[INPUT RECORDS Boundary: Start]
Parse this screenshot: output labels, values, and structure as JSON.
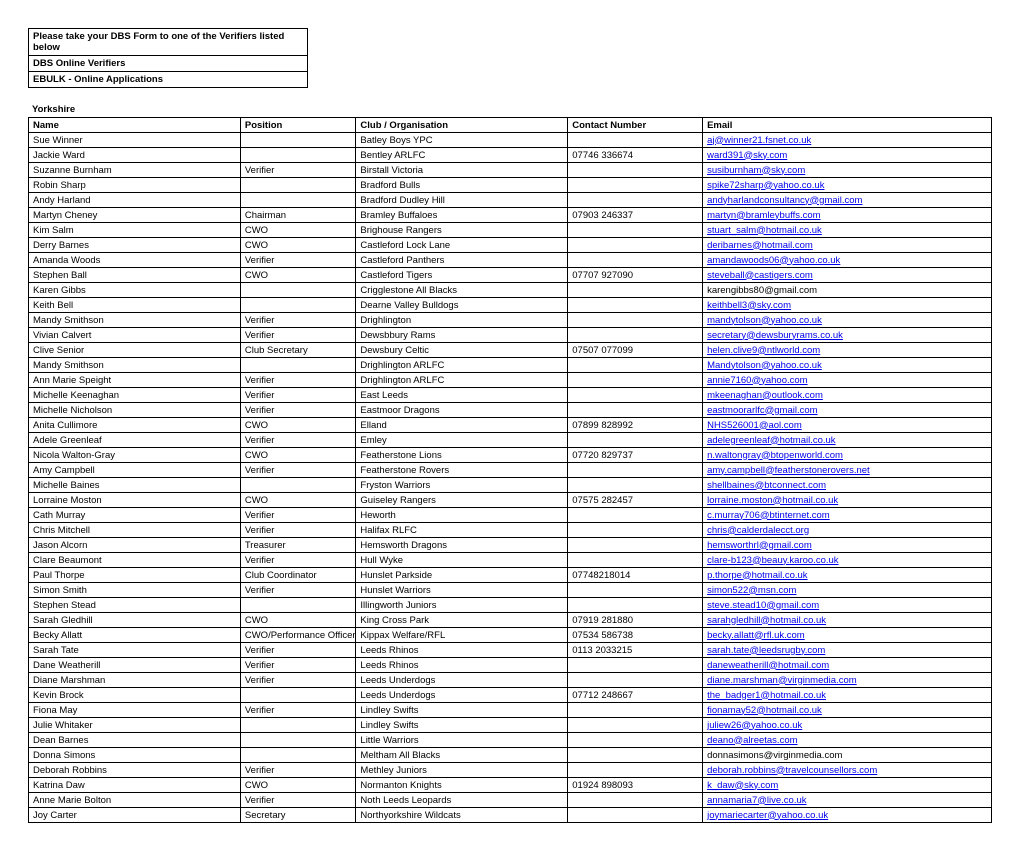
{
  "info_lines": [
    "Please take your DBS Form to one of the Verifiers listed below",
    "DBS Online Verifiers",
    "EBULK - Online Applications"
  ],
  "section_title": "Yorkshire",
  "headers": {
    "name": "Name",
    "position": "Position",
    "org": "Club / Organisation",
    "contact": "Contact Number",
    "email": "Email"
  },
  "rows": [
    {
      "name": "Sue Winner",
      "position": "",
      "org": "Batley Boys YPC",
      "contact": "",
      "email": "aj@winner21.fsnet.co.uk",
      "link": true
    },
    {
      "name": "Jackie Ward",
      "position": "",
      "org": "Bentley ARLFC",
      "contact": "07746 336674",
      "email": "ward391@sky.com",
      "link": true
    },
    {
      "name": "Suzanne Burnham",
      "position": "Verifier",
      "org": "Birstall Victoria",
      "contact": "",
      "email": "susiburnham@sky.com",
      "link": true
    },
    {
      "name": "Robin Sharp",
      "position": "",
      "org": "Bradford Bulls",
      "contact": "",
      "email": "spike72sharp@yahoo.co.uk",
      "link": true
    },
    {
      "name": "Andy Harland",
      "position": "",
      "org": "Bradford Dudley Hill",
      "contact": "",
      "email": "andyharlandconsultancy@gmail.com",
      "link": true
    },
    {
      "name": "Martyn Cheney",
      "position": "Chairman",
      "org": "Bramley Buffaloes",
      "contact": "07903 246337",
      "email": "martyn@bramleybuffs.com",
      "link": true
    },
    {
      "name": "Kim Salm",
      "position": "CWO",
      "org": "Brighouse Rangers",
      "contact": "",
      "email": "stuart_salm@hotmail.co.uk",
      "link": true
    },
    {
      "name": "Derry Barnes",
      "position": "CWO",
      "org": "Castleford Lock Lane",
      "contact": "",
      "email": "deribarnes@hotmail.com",
      "link": true
    },
    {
      "name": "Amanda Woods",
      "position": "Verifier",
      "org": "Castleford Panthers",
      "contact": "",
      "email": "amandawoods06@yahoo.co.uk",
      "link": true
    },
    {
      "name": "Stephen Ball",
      "position": "CWO",
      "org": "Castleford Tigers",
      "contact": "07707 927090",
      "email": "steveball@castigers.com",
      "link": true
    },
    {
      "name": "Karen Gibbs",
      "position": "",
      "org": "Crigglestone All Blacks",
      "contact": "",
      "email": "karengibbs80@gmail.com",
      "link": false
    },
    {
      "name": "Keith Bell",
      "position": "",
      "org": "Dearne Valley Bulldogs",
      "contact": "",
      "email": "keithbell3@sky.com",
      "link": true
    },
    {
      "name": "Mandy Smithson",
      "position": "Verifier",
      "org": "Drighlington",
      "contact": "",
      "email": "mandytolson@yahoo.co.uk",
      "link": true
    },
    {
      "name": "Vivian Calvert",
      "position": "Verifier",
      "org": "Dewsbbury Rams",
      "contact": "",
      "email": "secretary@dewsburyrams.co.uk",
      "link": true
    },
    {
      "name": "Clive Senior",
      "position": " Club Secretary",
      "org": "Dewsbury Celtic",
      "contact": "07507 077099",
      "email": " helen.clive9@ntlworld.com",
      "link": true
    },
    {
      "name": "Mandy Smithson",
      "position": "",
      "org": "Drighlington ARLFC",
      "contact": "",
      "email": "Mandytolson@yahoo.co.uk",
      "link": true
    },
    {
      "name": "Ann Marie Speight",
      "position": "Verifier",
      "org": "Drighlington ARLFC",
      "contact": "",
      "email": "annie7160@yahoo.com",
      "link": true
    },
    {
      "name": "Michelle Keenaghan",
      "position": "Verifier",
      "org": "East Leeds",
      "contact": "",
      "email": "mkeenaghan@outlook.com",
      "link": true
    },
    {
      "name": "Michelle Nicholson",
      "position": "Verifier",
      "org": "Eastmoor Dragons",
      "contact": "",
      "email": "eastmoorarlfc@gmail.com",
      "link": true
    },
    {
      "name": "Anita Cullimore",
      "position": "CWO",
      "org": "Elland",
      "contact": "07899 828992",
      "email": "NHS526001@aol.com",
      "link": true
    },
    {
      "name": "Adele Greenleaf",
      "position": "Verifier",
      "org": "Emley",
      "contact": "",
      "email": "adelegreenleaf@hotmail.co.uk",
      "link": true
    },
    {
      "name": "Nicola Walton-Gray",
      "position": "CWO",
      "org": "Featherstone Lions",
      "contact": "07720 829737",
      "email": "n.waltongray@btopenworld.com",
      "link": true
    },
    {
      "name": "Amy Campbell",
      "position": "Verifier",
      "org": "Featherstone Rovers",
      "contact": "",
      "email": "amy.campbell@featherstonerovers.net",
      "link": true
    },
    {
      "name": "Michelle Baines",
      "position": "",
      "org": "Fryston Warriors",
      "contact": "",
      "email": "shellbaines@btconnect.com",
      "link": true
    },
    {
      "name": "Lorraine Moston",
      "position": "CWO",
      "org": "Guiseley Rangers",
      "contact": "07575 282457",
      "email": "lorraine.moston@hotmail.co.uk",
      "link": true
    },
    {
      "name": "Cath Murray",
      "position": "Verifier",
      "org": "Heworth",
      "contact": "",
      "email": "c.murray706@btinternet.com",
      "link": true
    },
    {
      "name": "Chris Mitchell",
      "position": "Verifier",
      "org": "Halifax RLFC",
      "contact": "",
      "email": "chris@calderdalecct.org",
      "link": true
    },
    {
      "name": "Jason Alcorn",
      "position": "Treasurer",
      "org": "Hemsworth Dragons",
      "contact": "",
      "email": "hemsworthrl@gmail.com",
      "link": true
    },
    {
      "name": "Clare Beaumont",
      "position": "Verifier",
      "org": "Hull Wyke",
      "contact": "",
      "email": "clare-b123@beauy.karoo.co.uk",
      "link": true
    },
    {
      "name": "Paul Thorpe",
      "position": "Club Coordinator",
      "org": "Hunslet Parkside",
      "contact": "07748218014",
      "email": "p.thorpe@hotmail.co.uk",
      "link": true
    },
    {
      "name": "Simon Smith",
      "position": "Verifier",
      "org": "Hunslet Warriors",
      "contact": "",
      "email": "simon522@msn.com",
      "link": true
    },
    {
      "name": "Stephen Stead",
      "position": "",
      "org": "Illingworth Juniors",
      "contact": "",
      "email": "steve.stead10@gmail.com",
      "link": true
    },
    {
      "name": "Sarah Gledhill",
      "position": "CWO",
      "org": "King Cross Park",
      "contact": "07919 281880",
      "email": "sarahgledhill@hotmail.co.uk",
      "link": true
    },
    {
      "name": "Becky Allatt",
      "position": "CWO/Performance Officer",
      "org": "Kippax Welfare/RFL",
      "contact": "07534 586738",
      "email": "becky.allatt@rfl.uk.com",
      "link": true
    },
    {
      "name": "Sarah Tate",
      "position": "Verifier",
      "org": "Leeds Rhinos",
      "contact": "0113 2033215",
      "email": "sarah.tate@leedsrugby.com",
      "link": true
    },
    {
      "name": "Dane Weatherill",
      "position": "Verifier",
      "org": "Leeds Rhinos",
      "contact": "",
      "email": "daneweatherill@hotmail.com",
      "link": true
    },
    {
      "name": "Diane Marshman",
      "position": "Verifier",
      "org": "Leeds Underdogs",
      "contact": "",
      "email": "diane.marshman@virginmedia.com",
      "link": true
    },
    {
      "name": "Kevin Brock",
      "position": "",
      "org": "Leeds Underdogs",
      "contact": "07712 248667",
      "email": "the_badger1@hotmail.co.uk",
      "link": true
    },
    {
      "name": "Fiona May",
      "position": "Verifier",
      "org": "Lindley Swifts",
      "contact": "",
      "email": "fionamay52@hotmail.co.uk",
      "link": true
    },
    {
      "name": "Julie Whitaker",
      "position": "",
      "org": "Lindley Swifts",
      "contact": "",
      "email": "juliew26@yahoo.co.uk",
      "link": true
    },
    {
      "name": "Dean Barnes",
      "position": "",
      "org": "Little Warriors",
      "contact": "",
      "email": "deano@alreetas.com",
      "link": true
    },
    {
      "name": "Donna Simons",
      "position": "",
      "org": "Meltham All Blacks",
      "contact": "",
      "email": "donnasimons@virginmedia.com",
      "link": false
    },
    {
      "name": "Deborah Robbins",
      "position": "Verifier",
      "org": "Methley Juniors",
      "contact": "",
      "email": "deborah.robbins@travelcounsellors.com",
      "link": true
    },
    {
      "name": "Katrina Daw",
      "position": "CWO",
      "org": "Normanton Knights",
      "contact": "01924 898093",
      "email": "k_daw@sky.com",
      "link": true
    },
    {
      "name": "Anne Marie Bolton",
      "position": "Verifier",
      "org": "Noth Leeds Leopards",
      "contact": "",
      "email": "annamaria7@live.co.uk",
      "link": true
    },
    {
      "name": "Joy Carter",
      "position": "Secretary",
      "org": "Northyorkshire Wildcats",
      "contact": "",
      "email": "joymariecarter@yahoo.co.uk",
      "link": true
    }
  ]
}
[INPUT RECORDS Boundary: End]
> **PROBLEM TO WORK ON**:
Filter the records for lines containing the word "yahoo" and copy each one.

> **RESPONSE FOR THIS EXERCISE**:
      "email": "spike72sharp@yahoo.co.uk",
      "email": "amandawoods06@yahoo.co.uk",
      "email": "mandytolson@yahoo.co.uk",
      "email": "Mandytolson@yahoo.co.uk",
      "email": "annie7160@yahoo.com",
      "email": "juliew26@yahoo.co.uk",
      "email": "joymariecarter@yahoo.co.uk",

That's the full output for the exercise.